Professor Alison Milbank
Having started her studies at Cambridge Alison taught and researched extensively in the UK and the USA before coming to Nottingham.
She has supervised many students to successful PhDs and is Department Director of Postgraduate Research (2021 to 22).
What are your main areas of research?
My main focus has been on the relationship of religion to literature and culture. In particular non-realist literary and artistic expression, such as the Gothic, the fantastic, horror and fantasy. I’ve also expertise in Anglican ecclesiology.
Currently I’m involved in research looking at theology and nature. I argue that if you start looking at natural philosophers, poets and artists, you begin to see a different idea of not God far away, but God in dwelling within nature.
You’re an ordained priest with roles at Southwell Minster. How does that influence your research?
The Minster is a beautiful building! I’m involved in The Leaves of Southwell project. As well as the conservation aspect I'm interested in how we use the carvings as an inspiration for thinking about our relationship to the natural world today.
As a priest academic I’m studying a tradition from the inside. I’m very interested in the church as an institution, its mission and purpose. This is reflected through my involvement in the Save the Parish movement.
In a time of ecological crisis we need to be very mindful of the importance of locality and community.
What about influencing your teaching?
Like all my departmental colleagues I'm not here to evangelise! At undergraduate level, as well as culture modules I also teach about Hinduism, Daoism, traditional religions in Africa. Colleagues will have faiths that might inform their research interests but as a department we have no religious affiliation and Nottingham is a secular university.
You’re the Department Director of Postgraduate Research this year. What does that involve?
There’s the initial work on admissions. If you are interested in doing a PhD with us you should make direct contact with a relevant academic.
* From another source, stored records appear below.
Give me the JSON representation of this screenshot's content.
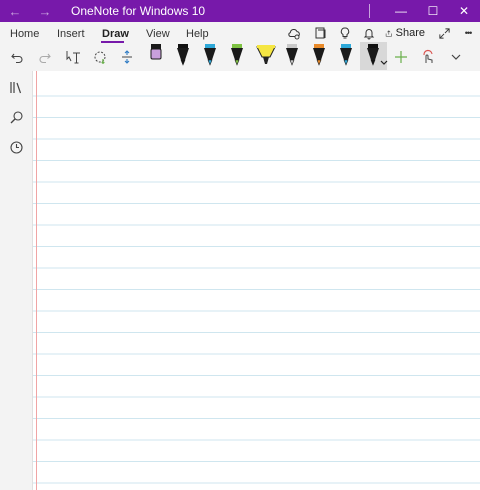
{
  "window": {
    "title": "OneNote for Windows 10",
    "back_icon": "←",
    "forward_icon": "→",
    "minimize_icon": "—",
    "maximize_icon": "☐",
    "close_icon": "✕",
    "accent_color": "#7719aa"
  },
  "menu": {
    "tabs": [
      {
        "label": "Home"
      },
      {
        "label": "Insert"
      },
      {
        "label": "Draw",
        "active": true
      },
      {
        "label": "View"
      },
      {
        "label": "Help"
      }
    ],
    "share_label": "Share",
    "more_icon": "•••"
  },
  "toolbar": {
    "pens": [
      {
        "icon": "pen-icon",
        "color": "#c9a0dc"
      },
      {
        "icon": "pen-icon",
        "color": "#111111"
      },
      {
        "icon": "pen-icon",
        "color": "#2ea8d8"
      },
      {
        "icon": "pen-icon",
        "color": "#7ec242"
      },
      {
        "icon": "highlighter-icon",
        "color": "#f5e642"
      },
      {
        "icon": "pen-icon",
        "color": "#c8c8c8"
      },
      {
        "icon": "pen-icon",
        "color": "#e88a2a"
      },
      {
        "icon": "pen-icon",
        "color": "#2ea8d8"
      },
      {
        "icon": "pen-icon",
        "color": "#111111",
        "selected": true
      }
    ]
  },
  "page": {
    "margin_color": "#f0a4a4",
    "rule_color": "#cfe6ef"
  }
}
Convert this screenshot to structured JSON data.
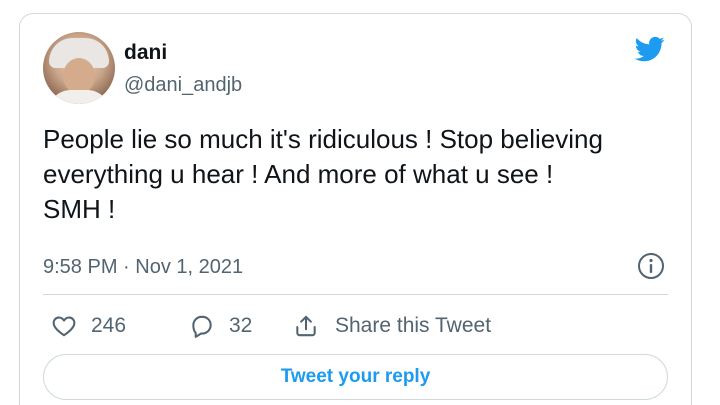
{
  "author": {
    "display_name": "dani",
    "handle": "@dani_andjb"
  },
  "tweet": {
    "text": "People lie so much it's ridiculous ! Stop believing\neverything u hear ! And more of what u see !\nSMH !",
    "timestamp": "9:58 PM · Nov 1, 2021"
  },
  "actions": {
    "like_count": "246",
    "reply_count": "32",
    "share_label": "Share this Tweet"
  },
  "reply_button_label": "Tweet your reply",
  "icons": {
    "brand": "twitter-bird-icon",
    "info": "info-icon",
    "like": "heart-icon",
    "reply": "comment-bubble-icon",
    "share": "share-icon"
  },
  "colors": {
    "brand_blue": "#1d9bf0",
    "text_primary": "#0f1419",
    "text_secondary": "#536471",
    "border": "#cfd9de"
  }
}
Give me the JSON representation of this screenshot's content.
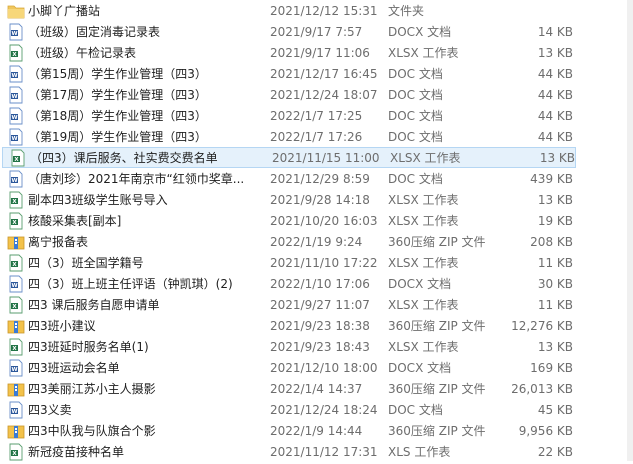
{
  "files": [
    {
      "name": "小脚丫广播站",
      "date": "2021/12/12 15:31",
      "type": "文件夹",
      "size": "",
      "icon": "folder-icon"
    },
    {
      "name": "（班级）固定消毒记录表",
      "date": "2021/9/17 7:57",
      "type": "DOCX 文档",
      "size": "14 KB",
      "icon": "word-doc-icon"
    },
    {
      "name": "（班级）午检记录表",
      "date": "2021/9/17 11:06",
      "type": "XLSX 工作表",
      "size": "13 KB",
      "icon": "excel-sheet-icon"
    },
    {
      "name": "（第15周）学生作业管理（四3）",
      "date": "2021/12/17 16:45",
      "type": "DOC 文档",
      "size": "44 KB",
      "icon": "word-doc-icon"
    },
    {
      "name": "（第17周）学生作业管理（四3）",
      "date": "2021/12/24 18:07",
      "type": "DOC 文档",
      "size": "44 KB",
      "icon": "word-doc-icon"
    },
    {
      "name": "（第18周）学生作业管理（四3）",
      "date": "2022/1/7 17:25",
      "type": "DOC 文档",
      "size": "44 KB",
      "icon": "word-doc-icon"
    },
    {
      "name": "（第19周）学生作业管理（四3）",
      "date": "2022/1/7 17:26",
      "type": "DOC 文档",
      "size": "44 KB",
      "icon": "word-doc-icon"
    },
    {
      "name": "（四3）课后服务、社实费交费名单",
      "date": "2021/11/15 11:00",
      "type": "XLSX 工作表",
      "size": "13 KB",
      "icon": "excel-sheet-icon",
      "selected": true
    },
    {
      "name": "（唐刘珍）2021年南京市“红领巾奖章...",
      "date": "2021/12/29 8:59",
      "type": "DOC 文档",
      "size": "439 KB",
      "icon": "word-doc-icon"
    },
    {
      "name": "副本四3班级学生账号导入",
      "date": "2021/9/28 14:18",
      "type": "XLSX 工作表",
      "size": "13 KB",
      "icon": "excel-sheet-icon"
    },
    {
      "name": "核酸采集表[副本]",
      "date": "2021/10/20 16:03",
      "type": "XLSX 工作表",
      "size": "19 KB",
      "icon": "excel-sheet-icon"
    },
    {
      "name": "离宁报备表",
      "date": "2022/1/19 9:24",
      "type": "360压缩 ZIP 文件",
      "size": "208 KB",
      "icon": "zip-archive-icon"
    },
    {
      "name": "四（3）班全国学籍号",
      "date": "2021/11/10 17:22",
      "type": "XLSX 工作表",
      "size": "11 KB",
      "icon": "excel-sheet-icon"
    },
    {
      "name": "四（3）班上班主任评语（钟凯琪）(2)",
      "date": "2022/1/10 17:06",
      "type": "DOCX 文档",
      "size": "30 KB",
      "icon": "word-doc-icon"
    },
    {
      "name": "四3 课后服务自愿申请单",
      "date": "2021/9/27 11:07",
      "type": "XLSX 工作表",
      "size": "11 KB",
      "icon": "excel-sheet-icon"
    },
    {
      "name": "四3班小建议",
      "date": "2021/9/23 18:38",
      "type": "360压缩 ZIP 文件",
      "size": "12,276 KB",
      "icon": "zip-archive-icon"
    },
    {
      "name": "四3班延时服务名单(1)",
      "date": "2021/9/23 18:43",
      "type": "XLSX 工作表",
      "size": "13 KB",
      "icon": "excel-sheet-icon"
    },
    {
      "name": "四3班运动会名单",
      "date": "2021/12/10 18:00",
      "type": "DOCX 文档",
      "size": "169 KB",
      "icon": "word-doc-icon"
    },
    {
      "name": "四3美丽江苏小主人摄影",
      "date": "2022/1/4 14:37",
      "type": "360压缩 ZIP 文件",
      "size": "26,013 KB",
      "icon": "zip-archive-icon"
    },
    {
      "name": "四3义卖",
      "date": "2021/12/24 18:24",
      "type": "DOC 文档",
      "size": "45 KB",
      "icon": "word-doc-icon"
    },
    {
      "name": "四3中队我与队旗合个影",
      "date": "2022/1/9 14:44",
      "type": "360压缩 ZIP 文件",
      "size": "9,956 KB",
      "icon": "zip-archive-icon"
    },
    {
      "name": "新冠疫苗接种名单",
      "date": "2021/11/12 17:31",
      "type": "XLS 工作表",
      "size": "22 KB",
      "icon": "excel-sheet-icon"
    }
  ]
}
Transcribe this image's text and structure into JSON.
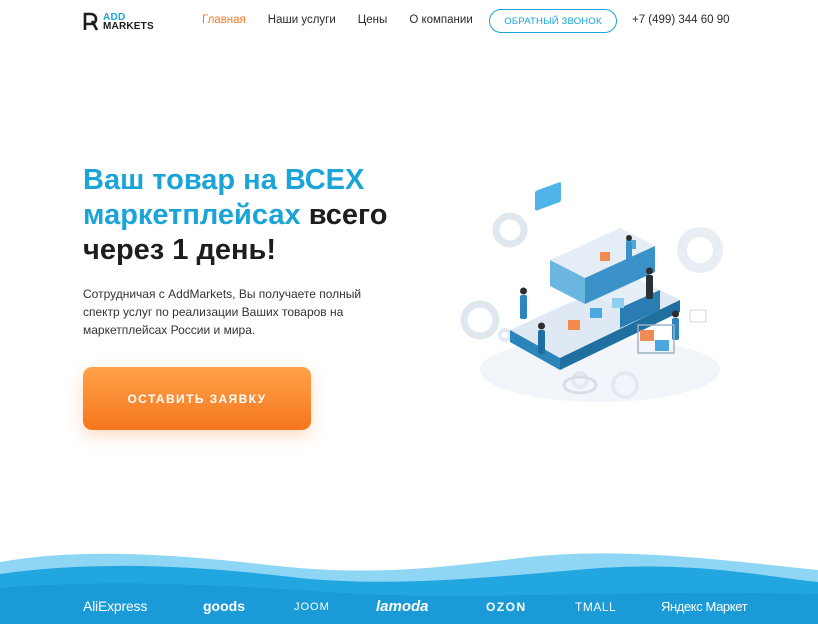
{
  "header": {
    "logo": {
      "line1": "ADD",
      "line2": "MARKETS"
    },
    "nav": [
      {
        "label": "Главная",
        "active": true
      },
      {
        "label": "Наши услуги",
        "active": false
      },
      {
        "label": "Цены",
        "active": false
      },
      {
        "label": "О компании",
        "active": false
      }
    ],
    "callback_label": "ОБРАТНЫЙ ЗВОНОК",
    "phone": "+7 (499) 344 60 90"
  },
  "hero": {
    "headline_blue_1": "Ваш товар на ВСЕХ",
    "headline_blue_2": "маркетплейсах",
    "headline_dark_1": " всего",
    "headline_dark_2": "через 1 день!",
    "lead": "Сотрудничая с AddMarkets, Вы получаете полный спектр услуг по реализации Ваших товаров на маркетплейсах России и мира.",
    "cta_label": "ОСТАВИТЬ ЗАЯВКУ"
  },
  "marketplaces": [
    "AliExpress",
    "goods",
    "JOOM",
    "lamoda",
    "OZON",
    "TMALL",
    "Яндекс Маркет"
  ],
  "colors": {
    "accent_blue": "#1aa4d8",
    "accent_orange": "#f5761d",
    "active_nav": "#ef7b2f"
  }
}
That’s crucial really. However, if people are unsure whom to contact I can direct to the appropriate experts to ensure we have both the research expertise and capacity to offer good supervision.
We’re not interested in quantity of PhD students for the sake of numbers. We aim to offer an environment where people have to opportunity to pursue their research interests and produce a quality thesis.
We do turn candidates away when we don’t think we can offer that.
While the supervisor role is central to PhD research, I tend to do the initial department induction, organise their annual reviews and sort out more general queries and issues – a bit like a personal tutor at undergraduate level.
At PhD level there is an expectation that students will self-organise to some extent but they may need support to do that.
How interdisciplinary is the department? Do you have much co-research with other departments?
At a formal department level we don’t have specific research projects and connections. But individually there’s lots happening. We have academics with particular interests in science or sociology for example so there will be contact with individuals in other departments in those areas which our students will also get involved in.
In terms of co-supervision it does happen. It all depends on the strength of the research proposal.
Because I’m involved in the intersection of theology, literature and culture I’ve co-supervised students with the School of English and a Russian expert from the Department of Modern Languages and Cultures.
The department has a strong distance learning presence. Is there anything that stands out about those students?
The distance learning students are very strong, very committed. It’s a joy to work with them! They’ve made such a heavy commitment, often combining with full-time jobs, and they really want to learn.
Although it’s not necessary to come to the University to succeed at distance learning many do love coming to our annual residential. While we have many online study groups and reading groups people do like meeting other people in person and we encourage that.
Do you get many people from strong faith but non-academic backgrounds wanting to do PhD research?
An interest in the area isn’t enough, you need to be able to cope academically as well.
If you are interested in PhD research we’d usually expect you to have a masters, usually in theology or religious studies. Exceptionally we do take people without that but there’s a lot of questioning and discussing first to make sure they really can cope with the demands.
What do you think makes a good PhD researcher?
You have to be self-directed and you have to want to do it for its own sake. You’ll be reading, sitting at a desk, working on your central question constantly for three years. You won’t sustain yourself if you’re not.
It can be tough being a PhD student. We can guide academically and support pastorally but no matter what we put in place students need to be very self-motivated.
I’ve got one student who left full-time teaching to do a PhD and she’s like a child in a sweet shop! She loves reading and researching and writing – she produces some writing every month for me to read. She loves every minute of it and it’s wonderful to see. Not everyone’s like that (and you don’t need to be) but there is a basic level of self-motivation required.
If you have that love of study and intellectual curiosity there is no better life to choose.